───── DATA IN THIS EXERCISE
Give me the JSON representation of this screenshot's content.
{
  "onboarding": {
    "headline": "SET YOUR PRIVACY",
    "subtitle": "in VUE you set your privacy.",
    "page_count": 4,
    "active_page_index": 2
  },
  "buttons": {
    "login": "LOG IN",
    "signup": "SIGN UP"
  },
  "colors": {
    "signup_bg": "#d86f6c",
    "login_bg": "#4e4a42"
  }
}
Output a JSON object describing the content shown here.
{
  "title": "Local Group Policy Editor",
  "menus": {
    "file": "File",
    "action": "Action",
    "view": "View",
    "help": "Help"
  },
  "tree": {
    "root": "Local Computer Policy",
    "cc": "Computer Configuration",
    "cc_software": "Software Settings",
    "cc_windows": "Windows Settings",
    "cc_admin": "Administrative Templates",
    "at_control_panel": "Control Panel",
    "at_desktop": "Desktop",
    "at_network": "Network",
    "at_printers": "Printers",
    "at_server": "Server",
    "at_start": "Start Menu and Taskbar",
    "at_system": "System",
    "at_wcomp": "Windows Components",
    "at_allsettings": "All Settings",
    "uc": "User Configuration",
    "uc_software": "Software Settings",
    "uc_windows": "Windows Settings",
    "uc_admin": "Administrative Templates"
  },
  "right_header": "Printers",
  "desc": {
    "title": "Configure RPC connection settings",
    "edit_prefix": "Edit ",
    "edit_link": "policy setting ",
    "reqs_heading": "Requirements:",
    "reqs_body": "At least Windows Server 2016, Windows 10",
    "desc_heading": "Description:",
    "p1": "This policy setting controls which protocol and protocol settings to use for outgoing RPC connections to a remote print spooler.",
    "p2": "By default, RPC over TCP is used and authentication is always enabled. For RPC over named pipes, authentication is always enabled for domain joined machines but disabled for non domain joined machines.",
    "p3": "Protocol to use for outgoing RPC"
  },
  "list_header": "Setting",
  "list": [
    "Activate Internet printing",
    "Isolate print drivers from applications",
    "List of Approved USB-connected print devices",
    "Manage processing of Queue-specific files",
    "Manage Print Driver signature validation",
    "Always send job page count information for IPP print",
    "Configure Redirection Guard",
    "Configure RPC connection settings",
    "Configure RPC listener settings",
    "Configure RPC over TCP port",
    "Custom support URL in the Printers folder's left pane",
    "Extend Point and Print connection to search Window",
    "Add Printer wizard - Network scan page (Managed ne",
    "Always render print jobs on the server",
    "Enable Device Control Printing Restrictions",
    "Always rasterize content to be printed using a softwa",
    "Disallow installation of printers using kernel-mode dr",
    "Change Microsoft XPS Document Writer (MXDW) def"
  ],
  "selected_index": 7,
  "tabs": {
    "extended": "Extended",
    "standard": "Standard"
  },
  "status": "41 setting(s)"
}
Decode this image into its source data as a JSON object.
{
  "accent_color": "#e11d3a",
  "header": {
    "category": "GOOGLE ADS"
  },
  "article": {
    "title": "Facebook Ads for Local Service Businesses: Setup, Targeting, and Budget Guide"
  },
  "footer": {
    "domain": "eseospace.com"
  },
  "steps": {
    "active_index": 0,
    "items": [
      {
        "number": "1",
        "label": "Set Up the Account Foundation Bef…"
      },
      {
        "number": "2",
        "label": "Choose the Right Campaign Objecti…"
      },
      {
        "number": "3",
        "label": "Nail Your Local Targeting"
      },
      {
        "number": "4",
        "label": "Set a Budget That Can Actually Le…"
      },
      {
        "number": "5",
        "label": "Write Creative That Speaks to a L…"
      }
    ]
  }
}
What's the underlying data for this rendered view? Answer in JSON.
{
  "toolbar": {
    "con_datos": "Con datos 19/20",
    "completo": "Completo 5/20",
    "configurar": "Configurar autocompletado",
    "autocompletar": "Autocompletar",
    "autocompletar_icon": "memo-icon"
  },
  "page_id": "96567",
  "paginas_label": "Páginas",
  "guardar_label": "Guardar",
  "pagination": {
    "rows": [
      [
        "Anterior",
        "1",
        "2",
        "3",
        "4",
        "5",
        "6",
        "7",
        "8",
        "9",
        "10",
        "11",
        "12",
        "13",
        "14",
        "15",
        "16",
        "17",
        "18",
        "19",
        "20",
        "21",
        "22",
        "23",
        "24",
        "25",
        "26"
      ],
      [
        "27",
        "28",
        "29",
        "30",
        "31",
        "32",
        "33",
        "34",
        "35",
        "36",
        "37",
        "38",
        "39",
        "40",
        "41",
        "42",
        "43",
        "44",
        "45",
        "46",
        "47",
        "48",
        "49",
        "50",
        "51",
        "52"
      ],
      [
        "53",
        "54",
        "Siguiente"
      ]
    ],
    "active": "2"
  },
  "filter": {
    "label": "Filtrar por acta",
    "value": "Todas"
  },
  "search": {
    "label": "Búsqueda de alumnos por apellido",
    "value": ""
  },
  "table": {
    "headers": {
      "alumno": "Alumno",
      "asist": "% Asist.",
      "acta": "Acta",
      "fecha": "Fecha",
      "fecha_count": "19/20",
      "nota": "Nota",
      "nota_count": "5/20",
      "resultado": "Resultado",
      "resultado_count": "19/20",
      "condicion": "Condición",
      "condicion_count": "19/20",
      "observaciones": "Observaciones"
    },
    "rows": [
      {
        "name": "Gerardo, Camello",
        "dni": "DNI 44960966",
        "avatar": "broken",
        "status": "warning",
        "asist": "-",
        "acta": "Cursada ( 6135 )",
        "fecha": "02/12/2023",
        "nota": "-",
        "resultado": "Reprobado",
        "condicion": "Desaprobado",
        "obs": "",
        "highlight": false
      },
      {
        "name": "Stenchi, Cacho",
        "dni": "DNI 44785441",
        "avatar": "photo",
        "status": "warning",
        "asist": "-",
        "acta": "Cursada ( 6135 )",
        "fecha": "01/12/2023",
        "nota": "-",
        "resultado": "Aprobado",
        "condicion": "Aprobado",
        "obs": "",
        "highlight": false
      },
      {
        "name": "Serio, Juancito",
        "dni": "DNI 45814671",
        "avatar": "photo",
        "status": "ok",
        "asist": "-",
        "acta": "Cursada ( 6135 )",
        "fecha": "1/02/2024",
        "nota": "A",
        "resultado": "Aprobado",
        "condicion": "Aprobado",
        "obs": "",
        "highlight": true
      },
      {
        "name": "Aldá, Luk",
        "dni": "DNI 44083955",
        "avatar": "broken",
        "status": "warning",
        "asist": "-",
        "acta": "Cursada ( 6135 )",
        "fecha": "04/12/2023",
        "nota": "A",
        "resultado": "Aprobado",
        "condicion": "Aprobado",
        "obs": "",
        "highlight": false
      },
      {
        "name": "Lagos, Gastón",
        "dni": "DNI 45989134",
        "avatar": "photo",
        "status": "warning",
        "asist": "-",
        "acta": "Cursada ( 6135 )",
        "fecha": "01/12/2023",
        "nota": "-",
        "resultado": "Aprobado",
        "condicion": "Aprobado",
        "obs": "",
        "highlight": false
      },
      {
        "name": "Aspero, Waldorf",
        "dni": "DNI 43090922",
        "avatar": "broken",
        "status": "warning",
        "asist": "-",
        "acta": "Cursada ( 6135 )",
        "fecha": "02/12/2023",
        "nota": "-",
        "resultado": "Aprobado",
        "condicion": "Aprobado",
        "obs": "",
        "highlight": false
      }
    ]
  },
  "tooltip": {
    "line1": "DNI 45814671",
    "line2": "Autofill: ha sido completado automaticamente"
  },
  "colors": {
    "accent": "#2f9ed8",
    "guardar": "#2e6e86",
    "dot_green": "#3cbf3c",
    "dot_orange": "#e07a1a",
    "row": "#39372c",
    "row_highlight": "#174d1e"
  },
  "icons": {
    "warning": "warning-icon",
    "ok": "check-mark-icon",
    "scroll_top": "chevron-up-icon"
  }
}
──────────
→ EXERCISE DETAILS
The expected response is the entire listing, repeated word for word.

→ WRITTEN RESPONSE
Give me the JSON representation of this screenshot's content.
{
  "onboarding": {
    "headline": "SET YOUR PRIVACY",
    "subtitle": "in VUE you set your privacy.",
    "page_count": 4,
    "active_page_index": 2
  },
  "buttons": {
    "login": "LOG IN",
    "signup": "SIGN UP"
  },
  "colors": {
    "signup_bg": "#d86f6c",
    "login_bg": "#4e4a42"
  }
}
Output a JSON object describing the content shown here.
{
  "title": "Local Group Policy Editor",
  "menus": {
    "file": "File",
    "action": "Action",
    "view": "View",
    "help": "Help"
  },
  "tree": {
    "root": "Local Computer Policy",
    "cc": "Computer Configuration",
    "cc_software": "Software Settings",
    "cc_windows": "Windows Settings",
    "cc_admin": "Administrative Templates",
    "at_control_panel": "Control Panel",
    "at_desktop": "Desktop",
    "at_network": "Network",
    "at_printers": "Printers",
    "at_server": "Server",
    "at_start": "Start Menu and Taskbar",
    "at_system": "System",
    "at_wcomp": "Windows Components",
    "at_allsettings": "All Settings",
    "uc": "User Configuration",
    "uc_software": "Software Settings",
    "uc_windows": "Windows Settings",
    "uc_admin": "Administrative Templates"
  },
  "right_header": "Printers",
  "desc": {
    "title": "Configure RPC connection settings",
    "edit_prefix": "Edit ",
    "edit_link": "policy setting ",
    "reqs_heading": "Requirements:",
    "reqs_body": "At least Windows Server 2016, Windows 10",
    "desc_heading": "Description:",
    "p1": "This policy setting controls which protocol and protocol settings to use for outgoing RPC connections to a remote print spooler.",
    "p2": "By default, RPC over TCP is used and authentication is always enabled. For RPC over named pipes, authentication is always enabled for domain joined machines but disabled for non domain joined machines.",
    "p3": "Protocol to use for outgoing RPC"
  },
  "list_header": "Setting",
  "list": [
    "Activate Internet printing",
    "Isolate print drivers from applications",
    "List of Approved USB-connected print devices",
    "Manage processing of Queue-specific files",
    "Manage Print Driver signature validation",
    "Always send job page count information for IPP print",
    "Configure Redirection Guard",
    "Configure RPC connection settings",
    "Configure RPC listener settings",
    "Configure RPC over TCP port",
    "Custom support URL in the Printers folder's left pane",
    "Extend Point and Print connection to search Window",
    "Add Printer wizard - Network scan page (Managed ne",
    "Always render print jobs on the server",
    "Enable Device Control Printing Restrictions",
    "Always rasterize content to be printed using a softwa",
    "Disallow installation of printers using kernel-mode dr",
    "Change Microsoft XPS Document Writer (MXDW) def"
  ],
  "selected_index": 7,
  "tabs": {
    "extended": "Extended",
    "standard": "Standard"
  },
  "status": "41 setting(s)"
}
Decode this image into its source data as a JSON object.
{
  "accent_color": "#e11d3a",
  "header": {
    "category": "GOOGLE ADS"
  },
  "article": {
    "title": "Facebook Ads for Local Service Businesses: Setup, Targeting, and Budget Guide"
  },
  "footer": {
    "domain": "eseospace.com"
  },
  "steps": {
    "active_index": 0,
    "items": [
      {
        "number": "1",
        "label": "Set Up the Account Foundation Bef…"
      },
      {
        "number": "2",
        "label": "Choose the Right Campaign Objecti…"
      },
      {
        "number": "3",
        "label": "Nail Your Local Targeting"
      },
      {
        "number": "4",
        "label": "Set a Budget That Can Actually Le…"
      },
      {
        "number": "5",
        "label": "Write Creative That Speaks to a L…"
      }
    ]
  }
}
What's the underlying data for this rendered view? Answer in JSON.
{
  "toolbar": {
    "con_datos": "Con datos 19/20",
    "completo": "Completo 5/20",
    "configurar": "Configurar autocompletado",
    "autocompletar": "Autocompletar",
    "autocompletar_icon": "memo-icon"
  },
  "page_id": "96567",
  "paginas_label": "Páginas",
  "guardar_label": "Guardar",
  "pagination": {
    "rows": [
      [
        "Anterior",
        "1",
        "2",
        "3",
        "4",
        "5",
        "6",
        "7",
        "8",
        "9",
        "10",
        "11",
        "12",
        "13",
        "14",
        "15",
        "16",
        "17",
        "18",
        "19",
        "20",
        "21",
        "22",
        "23",
        "24",
        "25",
        "26"
      ],
      [
        "27",
        "28",
        "29",
        "30",
        "31",
        "32",
        "33",
        "34",
        "35",
        "36",
        "37",
        "38",
        "39",
        "40",
        "41",
        "42",
        "43",
        "44",
        "45",
        "46",
        "47",
        "48",
        "49",
        "50",
        "51",
        "52"
      ],
      [
        "53",
        "54",
        "Siguiente"
      ]
    ],
    "active": "2"
  },
  "filter": {
    "label": "Filtrar por acta",
    "value": "Todas"
  },
  "search": {
    "label": "Búsqueda de alumnos por apellido",
    "value": ""
  },
  "table": {
    "headers": {
      "alumno": "Alumno",
      "asist": "% Asist.",
      "acta": "Acta",
      "fecha": "Fecha",
      "fecha_count": "19/20",
      "nota": "Nota",
      "nota_count": "5/20",
      "resultado": "Resultado",
      "resultado_count": "19/20",
      "condicion": "Condición",
      "condicion_count": "19/20",
      "observaciones": "Observaciones"
    },
    "rows": [
      {
        "name": "Gerardo, Camello",
        "dni": "DNI 44960966",
        "avatar": "broken",
        "status": "warning",
        "asist": "-",
        "acta": "Cursada ( 6135 )",
        "fecha": "02/12/2023",
        "nota": "-",
        "resultado": "Reprobado",
        "condicion": "Desaprobado",
        "obs": "",
        "highlight": false
      },
      {
        "name": "Stenchi, Cacho",
        "dni": "DNI 44785441",
        "avatar": "photo",
        "status": "warning",
        "asist": "-",
        "acta": "Cursada ( 6135 )",
        "fecha": "01/12/2023",
        "nota": "-",
        "resultado": "Aprobado",
        "condicion": "Aprobado",
        "obs": "",
        "highlight": false
      },
      {
        "name": "Serio, Juancito",
        "dni": "DNI 45814671",
        "avatar": "photo",
        "status": "ok",
        "asist": "-",
        "acta": "Cursada ( 6135 )",
        "fecha": "1/02/2024",
        "nota": "A",
        "resultado": "Aprobado",
        "condicion": "Aprobado",
        "obs": "",
        "highlight": true
      },
      {
        "name": "Aldá, Luk",
        "dni": "DNI 44083955",
        "avatar": "broken",
        "status": "warning",
        "asist": "-",
        "acta": "Cursada ( 6135 )",
        "fecha": "04/12/2023",
        "nota": "A",
        "resultado": "Aprobado",
        "condicion": "Aprobado",
        "obs": "",
        "highlight": false
      },
      {
        "name": "Lagos, Gastón",
        "dni": "DNI 45989134",
        "avatar": "photo",
        "status": "warning",
        "asist": "-",
        "acta": "Cursada ( 6135 )",
        "fecha": "01/12/2023",
        "nota": "-",
        "resultado": "Aprobado",
        "condicion": "Aprobado",
        "obs": "",
        "highlight": false
      },
      {
        "name": "Aspero, Waldorf",
        "dni": "DNI 43090922",
        "avatar": "broken",
        "status": "warning",
        "asist": "-",
        "acta": "Cursada ( 6135 )",
        "fecha": "02/12/2023",
        "nota": "-",
        "resultado": "Aprobado",
        "condicion": "Aprobado",
        "obs": "",
        "highlight": false
      }
    ]
  },
  "tooltip": {
    "line1": "DNI 45814671",
    "line2": "Autofill: ha sido completado automaticamente"
  },
  "colors": {
    "accent": "#2f9ed8",
    "guardar": "#2e6e86",
    "dot_green": "#3cbf3c",
    "dot_orange": "#e07a1a",
    "row": "#39372c",
    "row_highlight": "#174d1e"
  },
  "icons": {
    "warning": "warning-icon",
    "ok": "check-mark-icon",
    "scroll_top": "chevron-up-icon"
  }
}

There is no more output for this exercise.